==== Input for this task

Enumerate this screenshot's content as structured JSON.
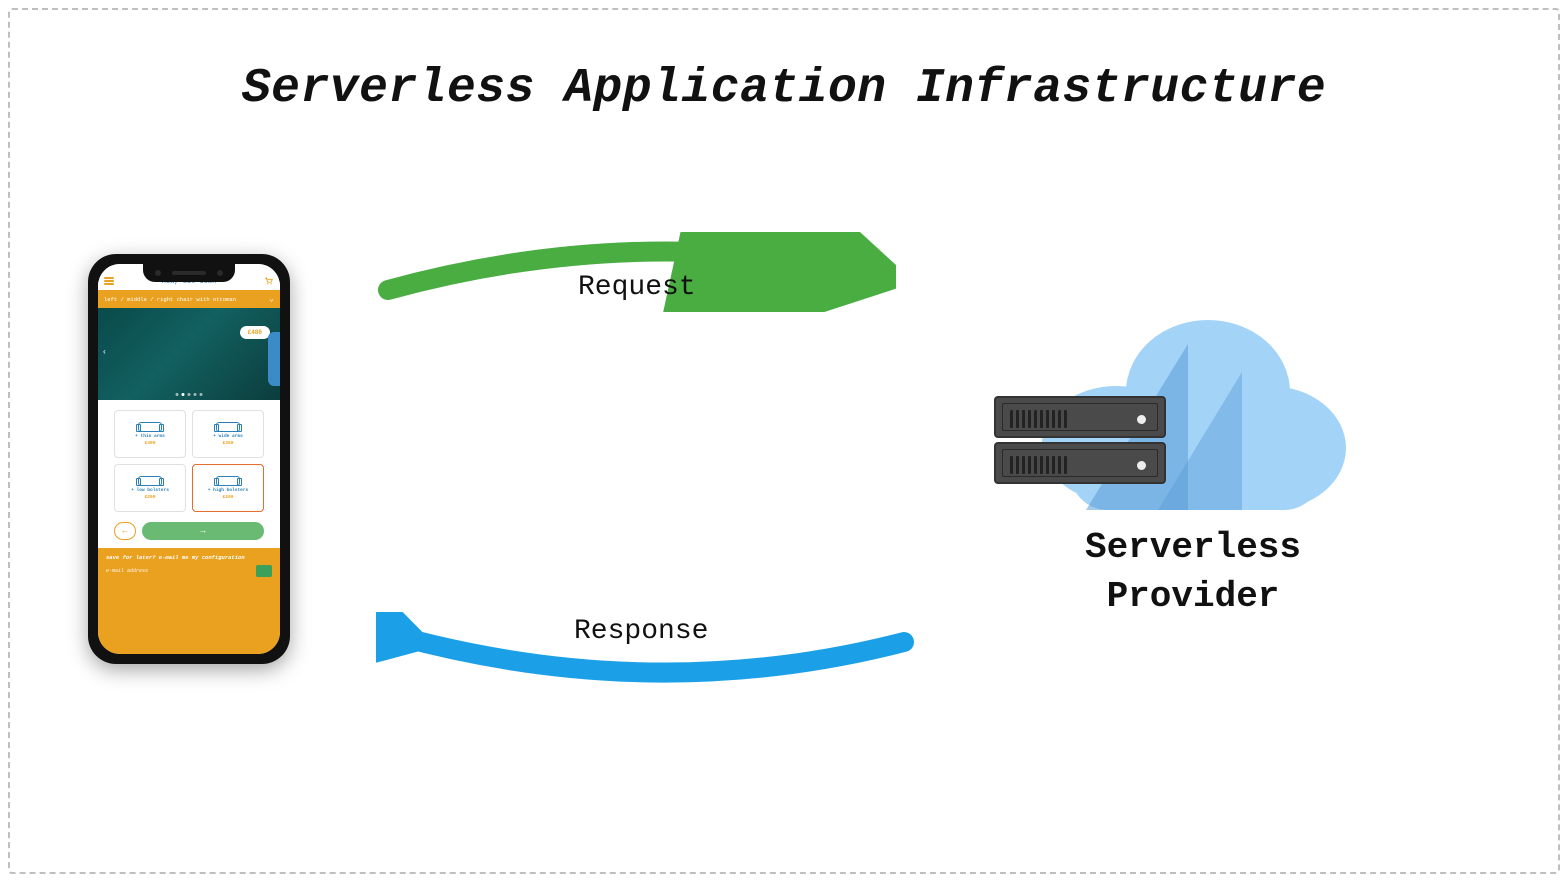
{
  "title": "Serverless Application Infrastructure",
  "arrows": {
    "request": "Request",
    "response": "Response"
  },
  "provider_label_line1": "Serverless",
  "provider_label_line2": "Provider",
  "colors": {
    "green": "#4aad42",
    "blue_arrow": "#1ba0e8",
    "cloud_light": "#a3d3f7",
    "cloud_shadow": "#5a9cd8",
    "yellow": "#eaa11f",
    "orange": "#e86b2c",
    "teal": "#2a7fb8",
    "server": "#4a4a4a"
  },
  "phone": {
    "app_title": "now, sit down",
    "banner": "left / middle / right chair with ottoman",
    "hero": {
      "price": "£480"
    },
    "options": [
      {
        "label": "+ thin arms",
        "price": "£300",
        "selected": false
      },
      {
        "label": "+ wide arms",
        "price": "£350",
        "selected": false
      },
      {
        "label": "+ low bolsters",
        "price": "£200",
        "selected": false
      },
      {
        "label": "+ high bolsters",
        "price": "£200",
        "selected": true
      }
    ],
    "save": {
      "title": "save for later? e-mail me my configuration",
      "field_label": "e-mail address"
    }
  }
}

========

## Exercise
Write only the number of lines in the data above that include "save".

## Finished exercise
2